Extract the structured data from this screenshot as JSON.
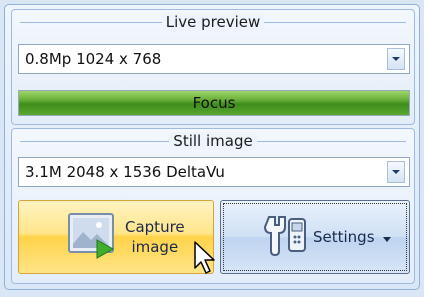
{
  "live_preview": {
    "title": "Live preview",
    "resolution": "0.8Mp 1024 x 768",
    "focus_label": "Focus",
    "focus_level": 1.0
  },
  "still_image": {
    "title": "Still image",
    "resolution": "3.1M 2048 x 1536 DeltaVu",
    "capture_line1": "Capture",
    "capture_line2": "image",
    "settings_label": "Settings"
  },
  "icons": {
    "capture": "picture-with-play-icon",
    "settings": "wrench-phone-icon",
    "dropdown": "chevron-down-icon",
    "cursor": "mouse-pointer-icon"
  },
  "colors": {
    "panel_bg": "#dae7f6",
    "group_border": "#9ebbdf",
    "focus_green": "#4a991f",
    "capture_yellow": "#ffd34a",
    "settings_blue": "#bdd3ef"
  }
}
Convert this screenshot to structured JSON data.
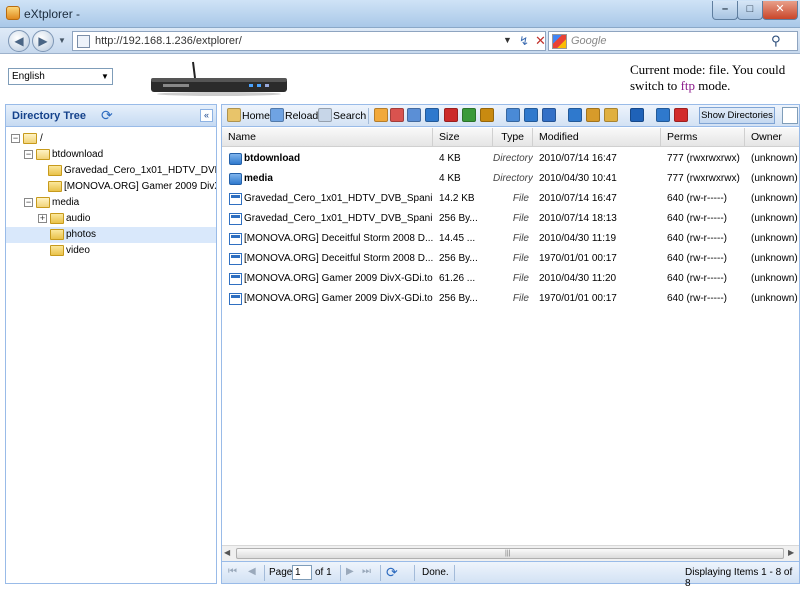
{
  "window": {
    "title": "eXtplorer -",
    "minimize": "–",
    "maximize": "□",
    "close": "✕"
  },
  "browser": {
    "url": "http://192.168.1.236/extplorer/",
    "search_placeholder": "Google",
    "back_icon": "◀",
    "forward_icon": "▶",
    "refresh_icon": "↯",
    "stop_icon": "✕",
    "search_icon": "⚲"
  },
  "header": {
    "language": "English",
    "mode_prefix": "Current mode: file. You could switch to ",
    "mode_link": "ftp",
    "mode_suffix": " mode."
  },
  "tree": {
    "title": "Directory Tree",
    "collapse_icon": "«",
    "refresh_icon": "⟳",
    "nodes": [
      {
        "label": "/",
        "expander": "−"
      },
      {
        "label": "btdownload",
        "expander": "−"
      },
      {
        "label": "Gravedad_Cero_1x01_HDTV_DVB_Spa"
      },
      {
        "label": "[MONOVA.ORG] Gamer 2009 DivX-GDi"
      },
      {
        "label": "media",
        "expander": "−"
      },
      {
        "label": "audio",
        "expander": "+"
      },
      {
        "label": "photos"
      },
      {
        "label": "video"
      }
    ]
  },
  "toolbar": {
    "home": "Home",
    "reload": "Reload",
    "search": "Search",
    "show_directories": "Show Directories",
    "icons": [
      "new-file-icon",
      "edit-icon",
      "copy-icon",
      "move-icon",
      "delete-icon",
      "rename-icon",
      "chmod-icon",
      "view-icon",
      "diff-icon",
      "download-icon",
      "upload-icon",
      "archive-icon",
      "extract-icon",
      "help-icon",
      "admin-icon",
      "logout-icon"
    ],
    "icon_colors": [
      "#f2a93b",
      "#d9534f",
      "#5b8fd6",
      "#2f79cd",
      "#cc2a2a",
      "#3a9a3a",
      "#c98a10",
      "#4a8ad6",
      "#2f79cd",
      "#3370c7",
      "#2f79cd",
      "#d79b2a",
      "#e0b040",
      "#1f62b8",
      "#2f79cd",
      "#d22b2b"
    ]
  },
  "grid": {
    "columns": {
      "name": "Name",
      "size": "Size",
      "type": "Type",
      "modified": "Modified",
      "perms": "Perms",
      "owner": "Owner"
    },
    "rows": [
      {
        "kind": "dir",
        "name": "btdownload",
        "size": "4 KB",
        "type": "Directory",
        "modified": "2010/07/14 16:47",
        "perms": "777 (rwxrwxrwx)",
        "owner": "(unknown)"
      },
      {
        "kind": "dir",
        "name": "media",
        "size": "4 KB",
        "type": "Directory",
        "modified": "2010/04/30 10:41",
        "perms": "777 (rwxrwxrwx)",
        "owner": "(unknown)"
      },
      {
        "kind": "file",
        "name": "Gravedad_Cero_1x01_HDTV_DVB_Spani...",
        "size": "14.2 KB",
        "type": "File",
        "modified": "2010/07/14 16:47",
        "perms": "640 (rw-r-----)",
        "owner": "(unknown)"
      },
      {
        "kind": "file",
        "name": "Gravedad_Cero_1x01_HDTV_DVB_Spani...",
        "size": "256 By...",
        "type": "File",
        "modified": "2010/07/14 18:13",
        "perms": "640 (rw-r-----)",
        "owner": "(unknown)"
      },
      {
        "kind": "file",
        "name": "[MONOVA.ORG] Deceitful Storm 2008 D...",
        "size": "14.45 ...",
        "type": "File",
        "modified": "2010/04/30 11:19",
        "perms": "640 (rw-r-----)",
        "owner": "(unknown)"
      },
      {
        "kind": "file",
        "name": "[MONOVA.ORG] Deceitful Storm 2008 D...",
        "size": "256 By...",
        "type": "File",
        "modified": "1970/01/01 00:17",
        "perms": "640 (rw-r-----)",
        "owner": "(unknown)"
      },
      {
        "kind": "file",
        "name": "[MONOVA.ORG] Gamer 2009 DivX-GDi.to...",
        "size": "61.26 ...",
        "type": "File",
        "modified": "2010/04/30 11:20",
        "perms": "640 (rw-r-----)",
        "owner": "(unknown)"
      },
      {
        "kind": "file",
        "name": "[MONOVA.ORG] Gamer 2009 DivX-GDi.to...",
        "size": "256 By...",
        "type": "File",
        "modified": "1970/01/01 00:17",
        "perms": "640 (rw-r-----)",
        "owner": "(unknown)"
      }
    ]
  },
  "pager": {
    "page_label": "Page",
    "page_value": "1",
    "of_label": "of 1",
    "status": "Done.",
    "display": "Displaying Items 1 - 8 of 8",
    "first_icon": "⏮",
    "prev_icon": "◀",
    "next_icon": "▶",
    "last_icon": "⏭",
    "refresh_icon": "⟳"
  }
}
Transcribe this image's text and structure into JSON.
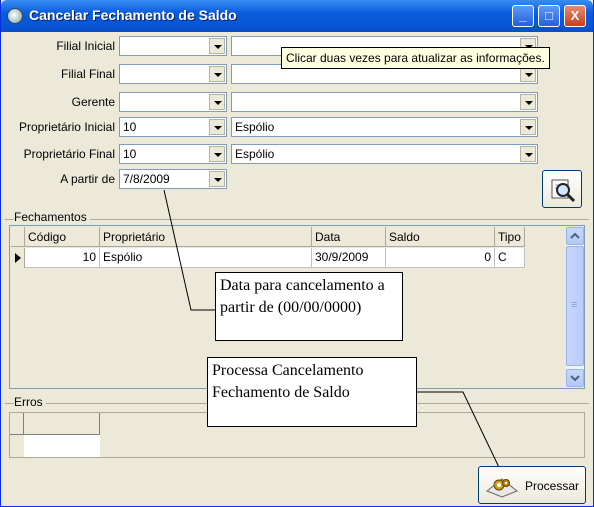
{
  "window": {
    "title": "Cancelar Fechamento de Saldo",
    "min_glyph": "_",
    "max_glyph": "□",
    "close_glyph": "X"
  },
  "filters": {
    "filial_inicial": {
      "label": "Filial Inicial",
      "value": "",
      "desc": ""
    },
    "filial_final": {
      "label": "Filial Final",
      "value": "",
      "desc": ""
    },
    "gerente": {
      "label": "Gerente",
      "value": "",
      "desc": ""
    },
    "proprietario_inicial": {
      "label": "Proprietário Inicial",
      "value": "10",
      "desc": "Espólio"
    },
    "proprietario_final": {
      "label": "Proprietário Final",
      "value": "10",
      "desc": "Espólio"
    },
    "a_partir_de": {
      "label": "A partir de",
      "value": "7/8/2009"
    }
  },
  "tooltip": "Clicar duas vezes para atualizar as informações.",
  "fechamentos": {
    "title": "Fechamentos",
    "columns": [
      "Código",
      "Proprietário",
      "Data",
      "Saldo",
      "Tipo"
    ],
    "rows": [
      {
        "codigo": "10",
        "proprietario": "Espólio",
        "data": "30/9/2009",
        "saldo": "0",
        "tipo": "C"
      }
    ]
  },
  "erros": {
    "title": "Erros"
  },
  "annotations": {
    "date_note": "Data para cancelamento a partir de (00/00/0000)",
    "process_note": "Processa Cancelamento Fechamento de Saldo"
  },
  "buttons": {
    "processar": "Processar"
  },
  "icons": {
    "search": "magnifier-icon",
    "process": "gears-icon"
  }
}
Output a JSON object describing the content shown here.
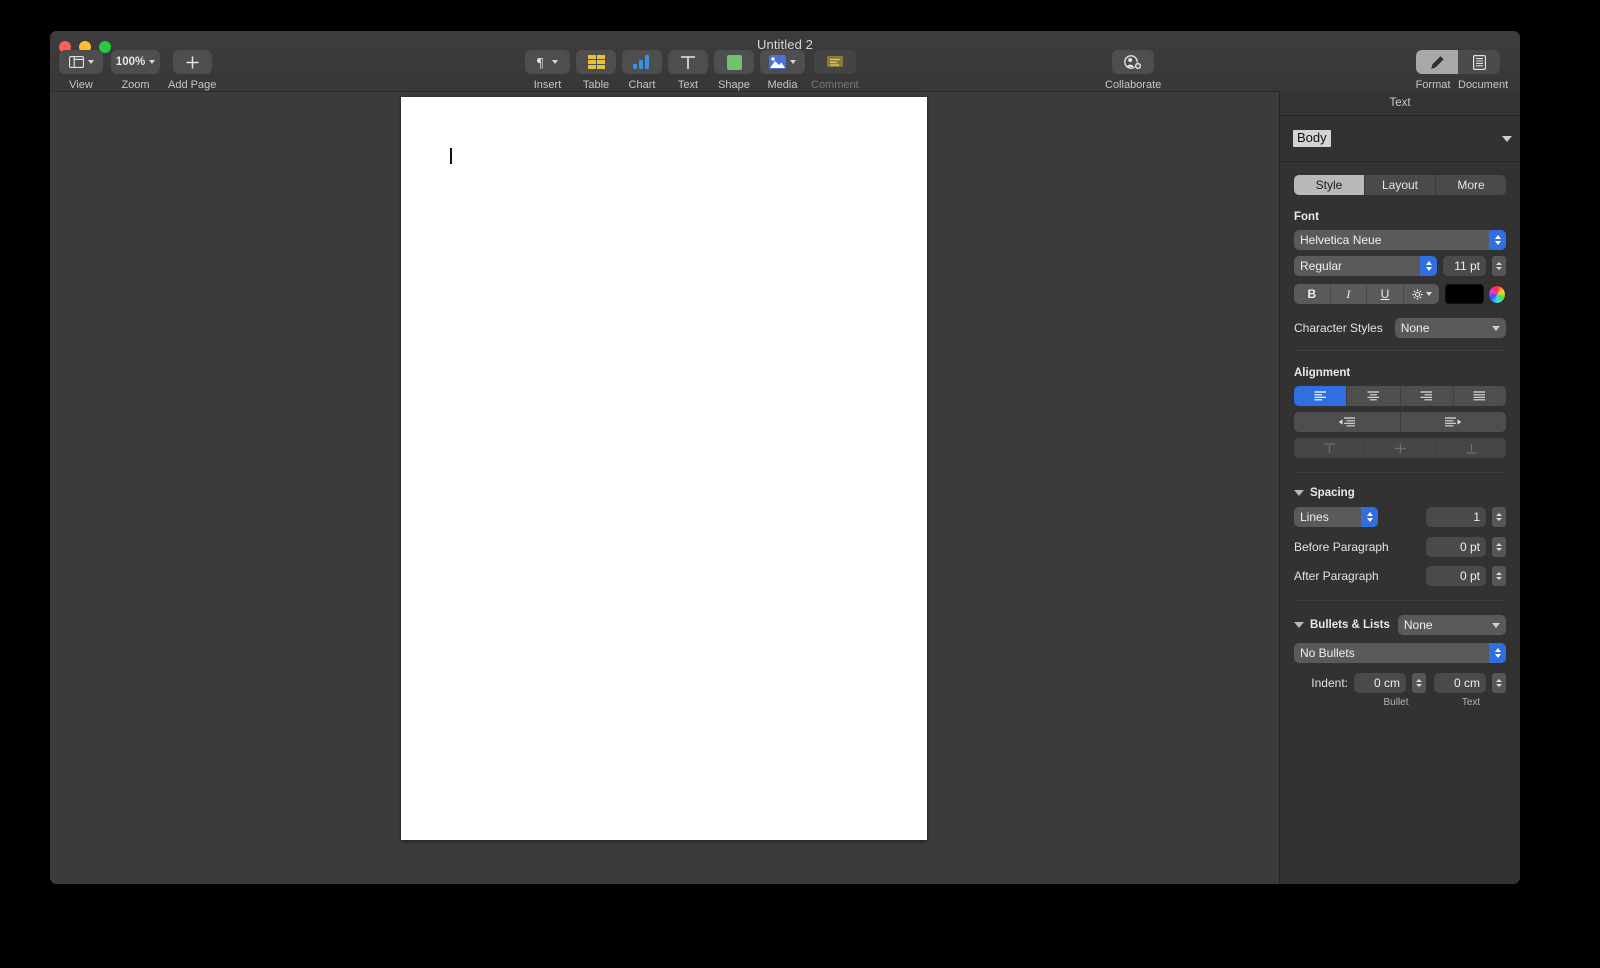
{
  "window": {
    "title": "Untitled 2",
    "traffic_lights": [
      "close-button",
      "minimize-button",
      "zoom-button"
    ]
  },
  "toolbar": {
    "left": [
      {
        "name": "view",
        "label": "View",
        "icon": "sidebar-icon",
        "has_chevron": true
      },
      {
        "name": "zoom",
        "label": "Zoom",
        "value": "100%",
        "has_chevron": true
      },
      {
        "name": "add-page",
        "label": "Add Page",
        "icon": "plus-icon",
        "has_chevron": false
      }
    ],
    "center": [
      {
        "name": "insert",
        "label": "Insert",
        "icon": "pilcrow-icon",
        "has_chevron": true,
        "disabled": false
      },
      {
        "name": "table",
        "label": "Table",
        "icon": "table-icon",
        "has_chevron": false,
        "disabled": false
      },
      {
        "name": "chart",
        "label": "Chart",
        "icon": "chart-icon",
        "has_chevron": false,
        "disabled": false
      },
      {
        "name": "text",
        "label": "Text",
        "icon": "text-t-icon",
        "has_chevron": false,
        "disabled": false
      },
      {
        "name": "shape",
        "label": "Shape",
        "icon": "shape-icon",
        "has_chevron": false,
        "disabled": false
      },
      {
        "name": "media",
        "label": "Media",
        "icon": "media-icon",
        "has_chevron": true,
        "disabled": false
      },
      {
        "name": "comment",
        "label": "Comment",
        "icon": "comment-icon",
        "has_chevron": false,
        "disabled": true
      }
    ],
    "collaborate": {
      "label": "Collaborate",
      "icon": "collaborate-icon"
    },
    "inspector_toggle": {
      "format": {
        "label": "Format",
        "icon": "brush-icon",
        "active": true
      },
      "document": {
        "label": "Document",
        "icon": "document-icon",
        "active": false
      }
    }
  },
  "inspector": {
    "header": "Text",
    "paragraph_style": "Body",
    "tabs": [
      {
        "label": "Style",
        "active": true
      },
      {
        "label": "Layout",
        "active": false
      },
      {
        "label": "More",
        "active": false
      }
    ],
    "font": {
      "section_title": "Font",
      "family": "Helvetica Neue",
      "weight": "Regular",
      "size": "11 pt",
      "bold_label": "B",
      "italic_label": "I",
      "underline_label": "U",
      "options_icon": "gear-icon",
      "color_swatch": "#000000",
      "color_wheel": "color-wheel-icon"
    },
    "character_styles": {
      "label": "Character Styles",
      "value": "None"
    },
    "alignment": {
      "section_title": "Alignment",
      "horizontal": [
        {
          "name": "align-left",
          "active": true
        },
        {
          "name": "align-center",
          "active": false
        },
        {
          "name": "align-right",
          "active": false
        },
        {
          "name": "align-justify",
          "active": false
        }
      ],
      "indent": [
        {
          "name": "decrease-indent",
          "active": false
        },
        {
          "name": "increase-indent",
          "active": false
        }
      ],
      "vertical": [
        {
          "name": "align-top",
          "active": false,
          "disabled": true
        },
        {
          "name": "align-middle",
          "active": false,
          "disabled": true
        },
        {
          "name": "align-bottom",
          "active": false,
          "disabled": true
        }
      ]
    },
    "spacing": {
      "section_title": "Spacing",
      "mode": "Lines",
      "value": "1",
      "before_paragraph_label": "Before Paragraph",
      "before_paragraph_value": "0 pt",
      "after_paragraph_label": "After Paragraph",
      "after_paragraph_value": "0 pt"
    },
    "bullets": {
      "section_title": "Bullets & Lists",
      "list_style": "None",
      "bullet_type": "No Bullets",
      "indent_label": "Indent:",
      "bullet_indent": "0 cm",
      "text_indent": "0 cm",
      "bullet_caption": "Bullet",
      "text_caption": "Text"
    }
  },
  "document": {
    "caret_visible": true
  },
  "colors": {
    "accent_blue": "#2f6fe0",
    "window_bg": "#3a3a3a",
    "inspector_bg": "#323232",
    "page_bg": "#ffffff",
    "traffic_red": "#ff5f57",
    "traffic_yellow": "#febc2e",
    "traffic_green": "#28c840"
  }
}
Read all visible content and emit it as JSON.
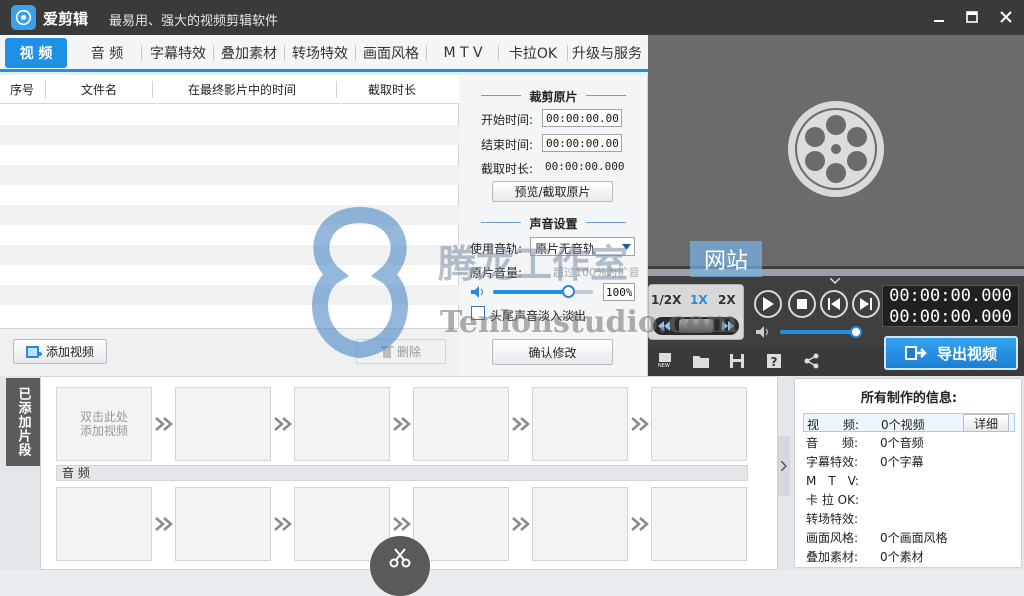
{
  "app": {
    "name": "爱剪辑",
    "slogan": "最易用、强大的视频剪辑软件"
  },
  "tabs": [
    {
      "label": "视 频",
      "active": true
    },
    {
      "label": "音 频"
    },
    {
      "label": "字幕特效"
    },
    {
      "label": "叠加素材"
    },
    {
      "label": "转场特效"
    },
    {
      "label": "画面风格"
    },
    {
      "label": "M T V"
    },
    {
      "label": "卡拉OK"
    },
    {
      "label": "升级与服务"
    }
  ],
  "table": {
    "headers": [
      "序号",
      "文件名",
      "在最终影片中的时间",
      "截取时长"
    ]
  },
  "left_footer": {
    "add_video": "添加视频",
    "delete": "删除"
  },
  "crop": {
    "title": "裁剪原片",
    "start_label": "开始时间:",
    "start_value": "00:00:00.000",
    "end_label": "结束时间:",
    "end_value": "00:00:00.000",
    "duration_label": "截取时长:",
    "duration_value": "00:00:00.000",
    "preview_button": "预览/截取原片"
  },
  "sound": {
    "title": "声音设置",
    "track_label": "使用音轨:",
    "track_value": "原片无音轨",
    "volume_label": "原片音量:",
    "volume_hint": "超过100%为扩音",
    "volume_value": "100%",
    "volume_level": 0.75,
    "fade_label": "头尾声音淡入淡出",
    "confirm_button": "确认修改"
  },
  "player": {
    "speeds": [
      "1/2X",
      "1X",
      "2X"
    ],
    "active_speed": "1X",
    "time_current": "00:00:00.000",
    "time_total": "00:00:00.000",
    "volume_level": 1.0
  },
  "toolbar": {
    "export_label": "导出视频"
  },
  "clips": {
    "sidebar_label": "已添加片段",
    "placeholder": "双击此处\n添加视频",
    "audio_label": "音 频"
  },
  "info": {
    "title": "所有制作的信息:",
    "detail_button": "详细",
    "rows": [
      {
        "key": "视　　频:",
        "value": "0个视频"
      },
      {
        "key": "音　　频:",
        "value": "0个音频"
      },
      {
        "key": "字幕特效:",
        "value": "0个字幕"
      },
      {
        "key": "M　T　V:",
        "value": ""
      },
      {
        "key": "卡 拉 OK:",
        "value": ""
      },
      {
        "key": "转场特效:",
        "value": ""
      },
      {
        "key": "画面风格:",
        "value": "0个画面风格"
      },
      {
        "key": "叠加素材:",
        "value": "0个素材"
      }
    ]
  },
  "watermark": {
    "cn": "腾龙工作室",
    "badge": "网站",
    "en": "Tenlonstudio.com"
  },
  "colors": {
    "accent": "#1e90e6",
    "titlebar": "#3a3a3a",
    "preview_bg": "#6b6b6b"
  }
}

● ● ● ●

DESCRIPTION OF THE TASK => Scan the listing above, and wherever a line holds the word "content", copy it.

WORKED SOLUTION =>
Output a JSON object describing the content shown here.
Read all visible content and emit it as JSON.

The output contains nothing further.